→ Task item:
Read each line of the material and note whether it contains "data". Give the number of such lines and nothing else.

→ Recorded information:
[Start of section]

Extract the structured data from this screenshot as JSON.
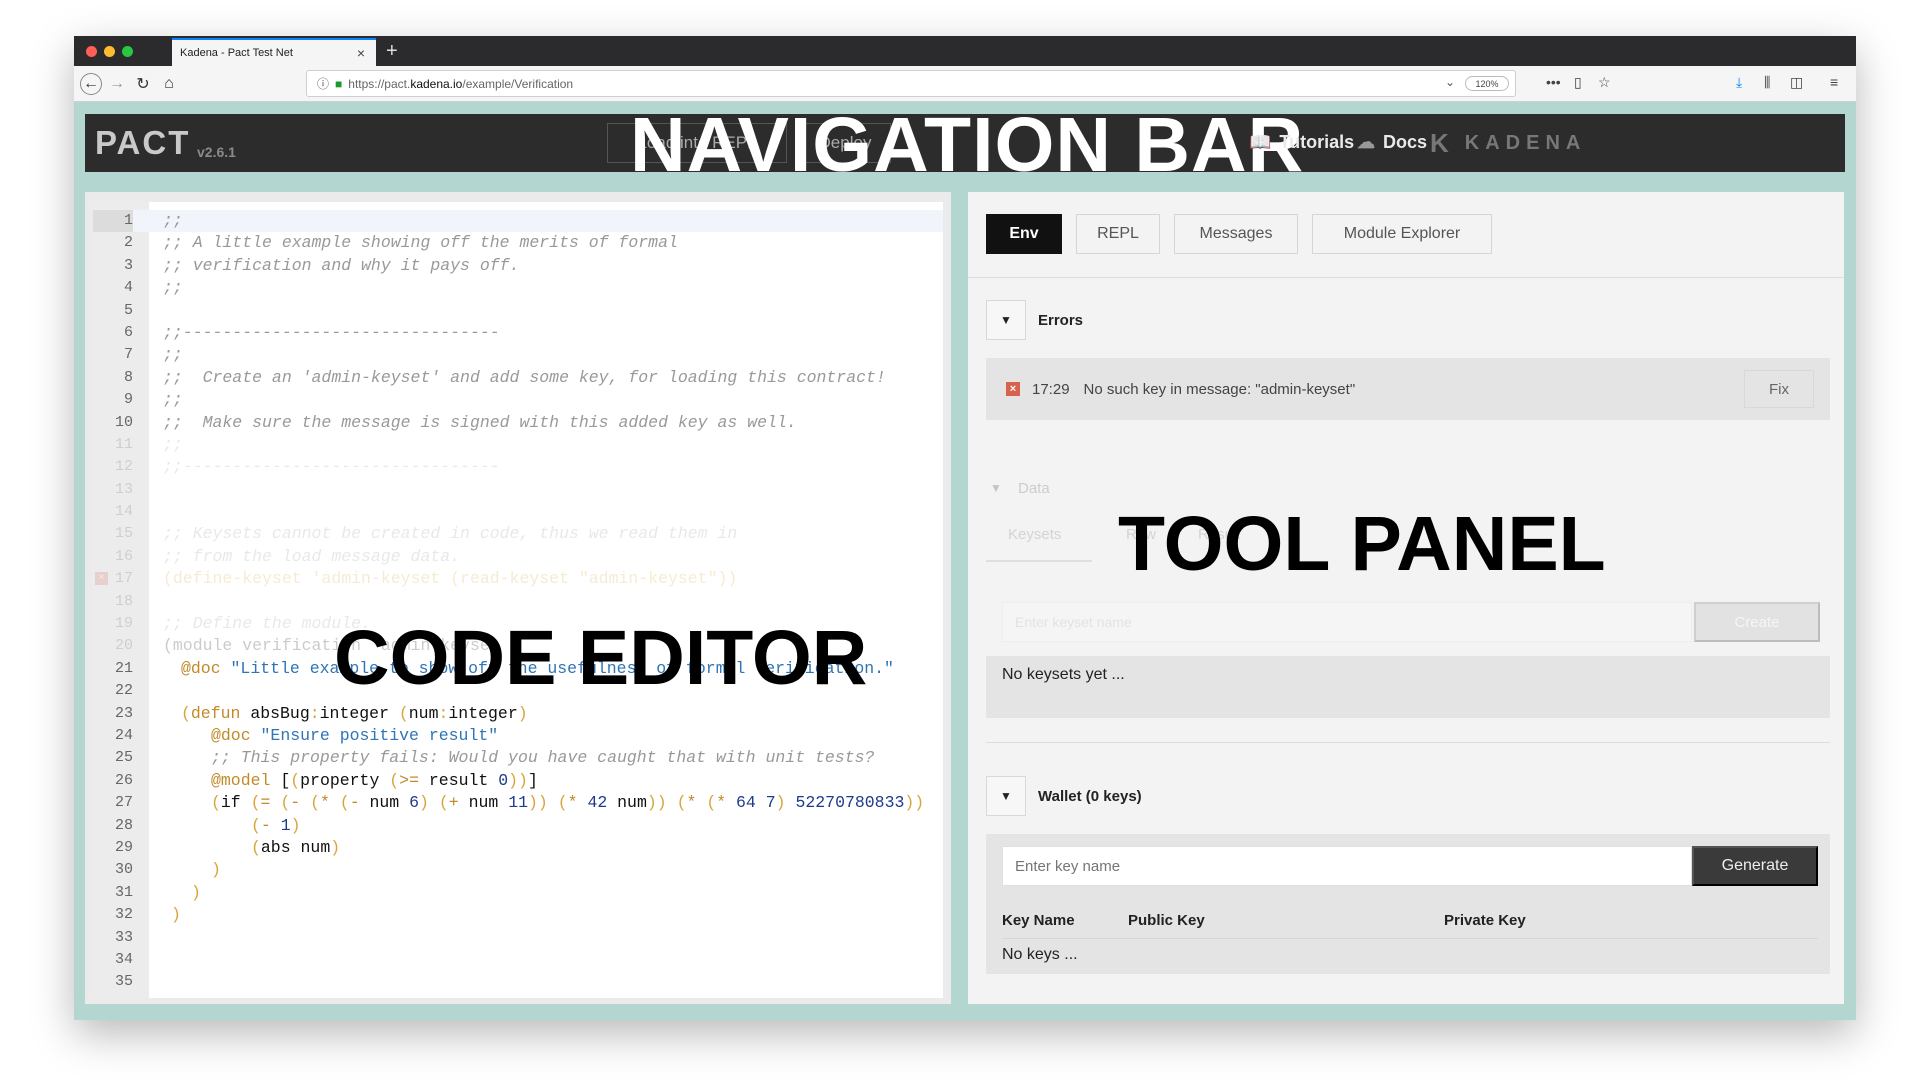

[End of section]
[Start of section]

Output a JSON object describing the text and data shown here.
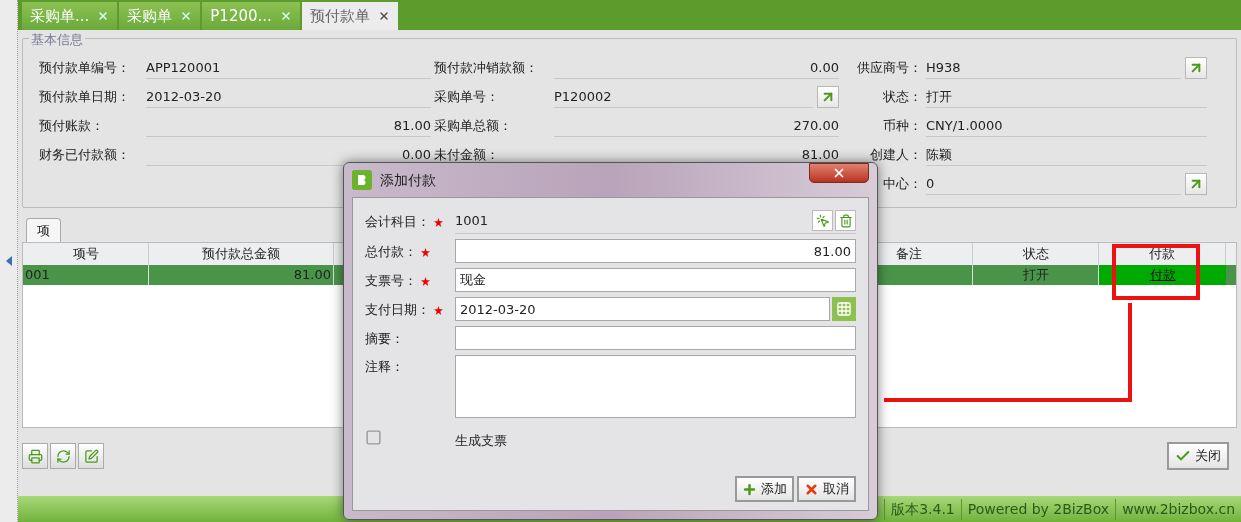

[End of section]
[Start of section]

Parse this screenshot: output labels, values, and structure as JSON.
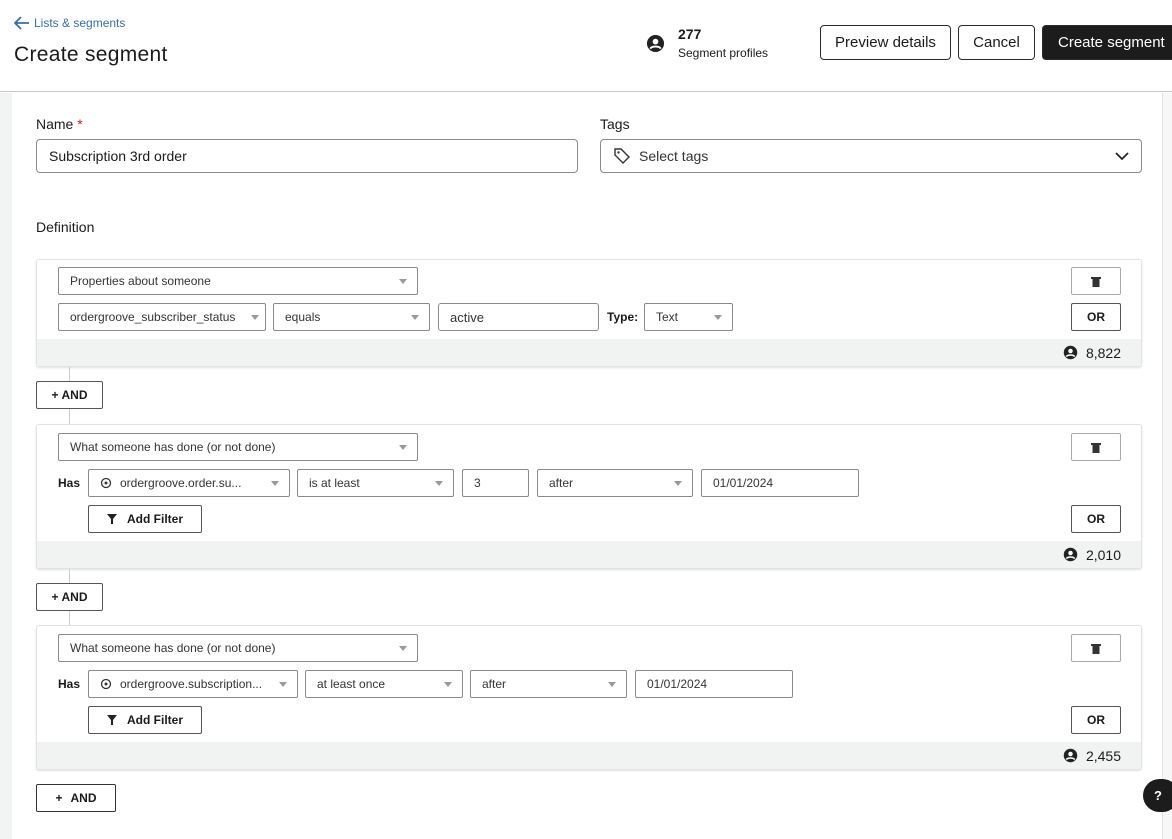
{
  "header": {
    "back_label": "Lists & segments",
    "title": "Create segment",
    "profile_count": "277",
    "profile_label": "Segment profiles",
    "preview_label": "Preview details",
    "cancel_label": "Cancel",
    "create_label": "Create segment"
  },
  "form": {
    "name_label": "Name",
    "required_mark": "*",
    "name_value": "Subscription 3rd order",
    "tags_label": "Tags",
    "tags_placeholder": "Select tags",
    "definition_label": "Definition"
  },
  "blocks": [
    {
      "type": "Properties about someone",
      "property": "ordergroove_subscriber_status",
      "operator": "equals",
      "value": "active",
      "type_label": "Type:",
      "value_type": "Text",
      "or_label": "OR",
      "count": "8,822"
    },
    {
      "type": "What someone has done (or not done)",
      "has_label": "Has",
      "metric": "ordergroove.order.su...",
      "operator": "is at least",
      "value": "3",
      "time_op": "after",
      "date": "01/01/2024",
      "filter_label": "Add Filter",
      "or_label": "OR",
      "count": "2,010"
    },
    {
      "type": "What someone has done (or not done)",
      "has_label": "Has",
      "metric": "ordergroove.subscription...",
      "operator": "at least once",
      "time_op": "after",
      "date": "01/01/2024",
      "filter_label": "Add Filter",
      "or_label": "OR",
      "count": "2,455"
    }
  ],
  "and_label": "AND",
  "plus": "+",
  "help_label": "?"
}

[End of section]

→ Answer section:
2